Fonda Lee is joining us today with her novel Zeroboxer. Here’s the publisher’s description.
A rising star in the weightless combat sport of zeroboxing, Carr “the Raptor” Luka dreams of winning the championship title. Recognizing his talent, the Zero Gravity Fighting Association assigns Risha, an ambitious and beautiful Martian colonist, to be his brandhelm––a personal marketing strategist. It isn’t long before she’s made Carr into a popular celebrity and stolen his heart along the way.
As his fame grows, Carr becomes an inspirational hero on Earth, a once-great planet that’s fallen into the shadow of its more prosperous colonies. But when Carr discovers a far-reaching criminal scheme, he becomes the keeper of a devastating secret. Not only will his choices place everything he cares about in jeopardy, but they may also spill the violence from the sports arena into the solar system.
What’s Fonda’s favorite bit?

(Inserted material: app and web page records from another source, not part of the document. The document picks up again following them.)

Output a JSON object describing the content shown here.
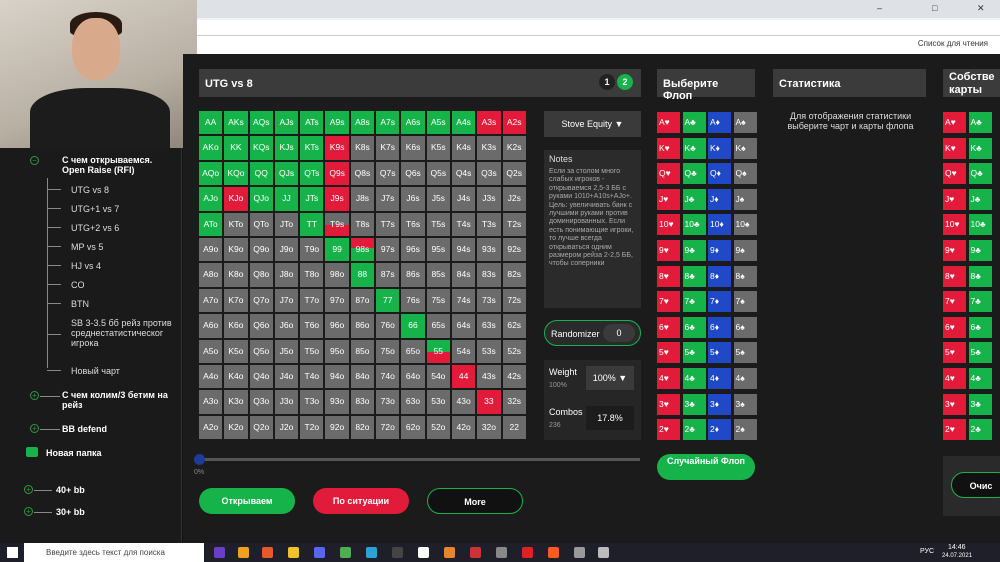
{
  "browser": {
    "bookmark_text": "Список для чтения"
  },
  "sidebar": {
    "section1": "С чем открываемся. Open Raise (RFI)",
    "items": [
      "UTG vs 8",
      "UTG+1 vs 7",
      "UTG+2 vs 6",
      "MP vs 5",
      "HJ vs 4",
      "CO",
      "BTN",
      "SB 3-3.5 бб рейз против среднестатистическог игрока",
      "Новый чарт"
    ],
    "section2": "С чем колим/3 бетим на рейз",
    "section3": "BB defend",
    "folder": "Новая папка",
    "f1": "40+ bb",
    "f2": "30+ bb"
  },
  "chart": {
    "title": "UTG vs 8",
    "tab1": "1",
    "tab2": "2",
    "rows": [
      [
        [
          "AA",
          "g"
        ],
        [
          "AKs",
          "g"
        ],
        [
          "AQs",
          "g"
        ],
        [
          "AJs",
          "g"
        ],
        [
          "ATs",
          "g"
        ],
        [
          "A9s",
          "g"
        ],
        [
          "A8s",
          "g"
        ],
        [
          "A7s",
          "g"
        ],
        [
          "A6s",
          "g"
        ],
        [
          "A5s",
          "g"
        ],
        [
          "A4s",
          "g"
        ],
        [
          "A3s",
          "r"
        ],
        [
          "A2s",
          "r"
        ]
      ],
      [
        [
          "AKo",
          "g"
        ],
        [
          "KK",
          "g"
        ],
        [
          "KQs",
          "g"
        ],
        [
          "KJs",
          "g"
        ],
        [
          "KTs",
          "g"
        ],
        [
          "K9s",
          "r"
        ],
        [
          "K8s",
          "n"
        ],
        [
          "K7s",
          "n"
        ],
        [
          "K6s",
          "n"
        ],
        [
          "K5s",
          "n"
        ],
        [
          "K4s",
          "n"
        ],
        [
          "K3s",
          "n"
        ],
        [
          "K2s",
          "n"
        ]
      ],
      [
        [
          "AQo",
          "g"
        ],
        [
          "KQo",
          "g"
        ],
        [
          "QQ",
          "g"
        ],
        [
          "QJs",
          "g"
        ],
        [
          "QTs",
          "g"
        ],
        [
          "Q9s",
          "r"
        ],
        [
          "Q8s",
          "n"
        ],
        [
          "Q7s",
          "n"
        ],
        [
          "Q6s",
          "n"
        ],
        [
          "Q5s",
          "n"
        ],
        [
          "Q4s",
          "n"
        ],
        [
          "Q3s",
          "n"
        ],
        [
          "Q2s",
          "n"
        ]
      ],
      [
        [
          "AJo",
          "g"
        ],
        [
          "KJo",
          "r"
        ],
        [
          "QJo",
          "g"
        ],
        [
          "JJ",
          "g"
        ],
        [
          "JTs",
          "g"
        ],
        [
          "J9s",
          "r"
        ],
        [
          "J8s",
          "n"
        ],
        [
          "J7s",
          "n"
        ],
        [
          "J6s",
          "n"
        ],
        [
          "J5s",
          "n"
        ],
        [
          "J4s",
          "n"
        ],
        [
          "J3s",
          "n"
        ],
        [
          "J2s",
          "n"
        ]
      ],
      [
        [
          "ATo",
          "g"
        ],
        [
          "KTo",
          "n"
        ],
        [
          "QTo",
          "n"
        ],
        [
          "JTo",
          "n"
        ],
        [
          "TT",
          "g"
        ],
        [
          "T9s",
          "hr"
        ],
        [
          "T8s",
          "n"
        ],
        [
          "T7s",
          "n"
        ],
        [
          "T6s",
          "n"
        ],
        [
          "T5s",
          "n"
        ],
        [
          "T4s",
          "n"
        ],
        [
          "T3s",
          "n"
        ],
        [
          "T2s",
          "n"
        ]
      ],
      [
        [
          "A9o",
          "n"
        ],
        [
          "K9o",
          "n"
        ],
        [
          "Q9o",
          "n"
        ],
        [
          "J9o",
          "n"
        ],
        [
          "T9o",
          "n"
        ],
        [
          "99",
          "g"
        ],
        [
          "98s",
          "hg"
        ],
        [
          "97s",
          "n"
        ],
        [
          "96s",
          "n"
        ],
        [
          "95s",
          "n"
        ],
        [
          "94s",
          "n"
        ],
        [
          "93s",
          "n"
        ],
        [
          "92s",
          "n"
        ]
      ],
      [
        [
          "A8o",
          "n"
        ],
        [
          "K8o",
          "n"
        ],
        [
          "Q8o",
          "n"
        ],
        [
          "J8o",
          "n"
        ],
        [
          "T8o",
          "n"
        ],
        [
          "98o",
          "n"
        ],
        [
          "88",
          "g"
        ],
        [
          "87s",
          "n"
        ],
        [
          "86s",
          "n"
        ],
        [
          "85s",
          "n"
        ],
        [
          "84s",
          "n"
        ],
        [
          "83s",
          "n"
        ],
        [
          "82s",
          "n"
        ]
      ],
      [
        [
          "A7o",
          "n"
        ],
        [
          "K7o",
          "n"
        ],
        [
          "Q7o",
          "n"
        ],
        [
          "J7o",
          "n"
        ],
        [
          "T7o",
          "n"
        ],
        [
          "97o",
          "n"
        ],
        [
          "87o",
          "n"
        ],
        [
          "77",
          "g"
        ],
        [
          "76s",
          "n"
        ],
        [
          "75s",
          "n"
        ],
        [
          "74s",
          "n"
        ],
        [
          "73s",
          "n"
        ],
        [
          "72s",
          "n"
        ]
      ],
      [
        [
          "A6o",
          "n"
        ],
        [
          "K6o",
          "n"
        ],
        [
          "Q6o",
          "n"
        ],
        [
          "J6o",
          "n"
        ],
        [
          "T6o",
          "n"
        ],
        [
          "96o",
          "n"
        ],
        [
          "86o",
          "n"
        ],
        [
          "76o",
          "n"
        ],
        [
          "66",
          "g"
        ],
        [
          "65s",
          "n"
        ],
        [
          "64s",
          "n"
        ],
        [
          "63s",
          "n"
        ],
        [
          "62s",
          "n"
        ]
      ],
      [
        [
          "A5o",
          "n"
        ],
        [
          "K5o",
          "n"
        ],
        [
          "Q5o",
          "n"
        ],
        [
          "J5o",
          "n"
        ],
        [
          "T5o",
          "n"
        ],
        [
          "95o",
          "n"
        ],
        [
          "85o",
          "n"
        ],
        [
          "75o",
          "n"
        ],
        [
          "65o",
          "n"
        ],
        [
          "55",
          "hr"
        ],
        [
          "54s",
          "n"
        ],
        [
          "53s",
          "n"
        ],
        [
          "52s",
          "n"
        ]
      ],
      [
        [
          "A4o",
          "n"
        ],
        [
          "K4o",
          "n"
        ],
        [
          "Q4o",
          "n"
        ],
        [
          "J4o",
          "n"
        ],
        [
          "T4o",
          "n"
        ],
        [
          "94o",
          "n"
        ],
        [
          "84o",
          "n"
        ],
        [
          "74o",
          "n"
        ],
        [
          "64o",
          "n"
        ],
        [
          "54o",
          "n"
        ],
        [
          "44",
          "r"
        ],
        [
          "43s",
          "n"
        ],
        [
          "42s",
          "n"
        ]
      ],
      [
        [
          "A3o",
          "n"
        ],
        [
          "K3o",
          "n"
        ],
        [
          "Q3o",
          "n"
        ],
        [
          "J3o",
          "n"
        ],
        [
          "T3o",
          "n"
        ],
        [
          "93o",
          "n"
        ],
        [
          "83o",
          "n"
        ],
        [
          "73o",
          "n"
        ],
        [
          "63o",
          "n"
        ],
        [
          "53o",
          "n"
        ],
        [
          "43o",
          "n"
        ],
        [
          "33",
          "r"
        ],
        [
          "32s",
          "n"
        ]
      ],
      [
        [
          "A2o",
          "n"
        ],
        [
          "K2o",
          "n"
        ],
        [
          "Q2o",
          "n"
        ],
        [
          "J2o",
          "n"
        ],
        [
          "T2o",
          "n"
        ],
        [
          "92o",
          "n"
        ],
        [
          "82o",
          "n"
        ],
        [
          "72o",
          "n"
        ],
        [
          "62o",
          "n"
        ],
        [
          "52o",
          "n"
        ],
        [
          "42o",
          "n"
        ],
        [
          "32o",
          "n"
        ],
        [
          "22",
          "n"
        ]
      ]
    ]
  },
  "controls": {
    "equity": "Stove Equity ▼",
    "note_title": "Notes",
    "note_body": "Если за столом много слабых игроков - открываемся 2,5-3 ББ с руками 1010+A10s+AJo+. Цель: увеличивать банк с лучшими руками против доминированных. Если есть понимающие игроки, то лучше всегда открываться одним размером рейза 2-2,5 ББ, чтобы соперники",
    "randomizer": "Randomizer",
    "randomizer_val": "0",
    "weight": "Weight",
    "weight_sub": "100%",
    "weight_val": "100% ▼",
    "combos": "Combos",
    "combos_sub": "236",
    "combos_val": "17.8%",
    "slider_label": "0%"
  },
  "buttons": {
    "open": "Открываем",
    "situation": "По ситуации",
    "more": "More"
  },
  "flop": {
    "title": "Выберите Флоп",
    "random": "Случайный Флоп",
    "ranks": [
      "A",
      "K",
      "Q",
      "J",
      "10",
      "9",
      "8",
      "7",
      "6",
      "5",
      "4",
      "3",
      "2"
    ],
    "suits": [
      "♥",
      "♣",
      "♦",
      "♠"
    ]
  },
  "stats": {
    "title": "Статистика",
    "text": "Для отображения статистики выберите чарт и карты флопа"
  },
  "own": {
    "title": "Собстве карты",
    "clear": "Очис"
  },
  "taskbar": {
    "search": "Введите здесь текст для поиска",
    "lang": "РУС",
    "time": "14:46",
    "date": "24.07.2021"
  }
}
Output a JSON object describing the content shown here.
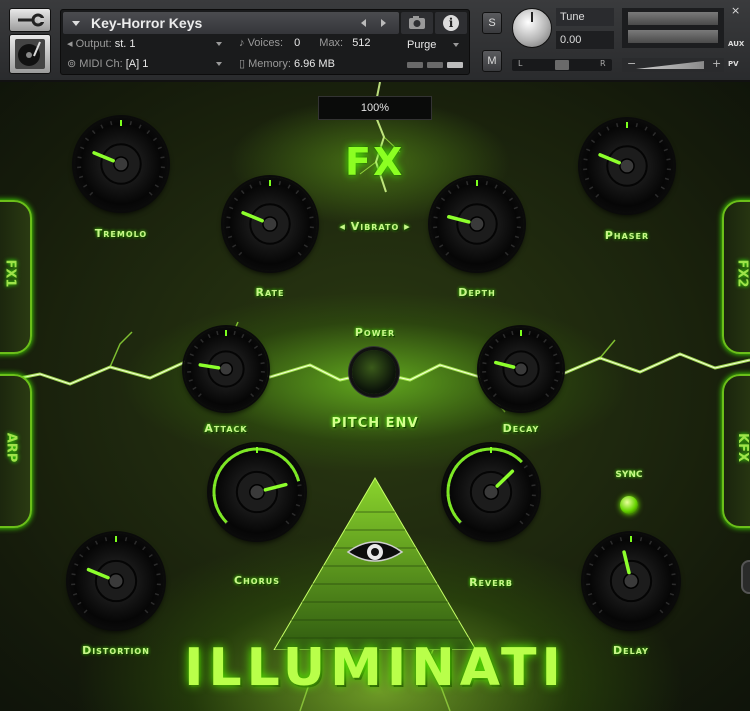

I’ve never been a big fan of black and white morality in stories. Good versus evil feels too easy, too wishful. Same with dystopias. Don’t get me wrong, there are many, many good dystopian novels and good-vs-evil stories on my favorites shelf, but I have never wanted to write one. It feels like a cop-out for me to start with “the whole world goes to hell” or “heroes will prevail over the evil oppressor” when I don’t really believe those things. I think the world, any recognizable world, real or fictional, magical or futuristic, is nuanced and complicated, with good things and bad things in measure, and full of people struggling with conflicting desires and pressures.
Young adult science fiction and fantasy novels are particularly prone to defiant young heroines who live in unrelentingly bleak societies and rise up to prevail against the seemingly overwhelming might of relentlessly evil adults. I’ve read and enjoyed some of these books.
Zeroboxer is not that YA novel. And that’s my favorite bit about it.
I love that I wrote and found a publisher for an action-packed YA sci-fi that embraces moral ambiguity instead of stripping it away.
It takes place in a future that’s not perfect, but certainly isn’t awful. There are positives and negatives to the changes that have been wrought by technology. Mars has been colonized and is a prosperous planet, but that has engendered jealousy and conflict from Earth. Genetic engineering has cured common ailments but its proper limits are debated, and its use can be abused.
There is political strife, but the main character, Carr, isn’t trying to save anyone, or survive in a dictatorship, or be a rebel leader; he just wants to succeed in his career as a zeroboxer. Unfortunately for him, he’s placed in tough personal situations with no clear right answer. I could debate anyone who argues that Carr’s actions are justifiable or not—and I love that.
It is said that a writer’s work reflects his or her outlook and perspective on the world. Writing an interesting, balanced vision of a future that I would genuinely want to live in—that gives me a pretty good feeling. After all, there’s zero gravity prizefighting involved. Who wouldn’t want to live in a future with zero gravity prizefighting?!
Speaking of which, those weightless fight scenes? They’re my other favorite bit. But that’s another topic.
Fonda Lee writes science fiction and fantasy for teens and adults. Zeroboxer (from Flux/Llewellyn) is her debut novel. Fonda is a recovering corporate strategist, an avid martial artist, a fan of smart action movies, and an Eggs Benedict enthusiast. You can find Fonda at www.fondalee.com and on Twitter @fondajlee.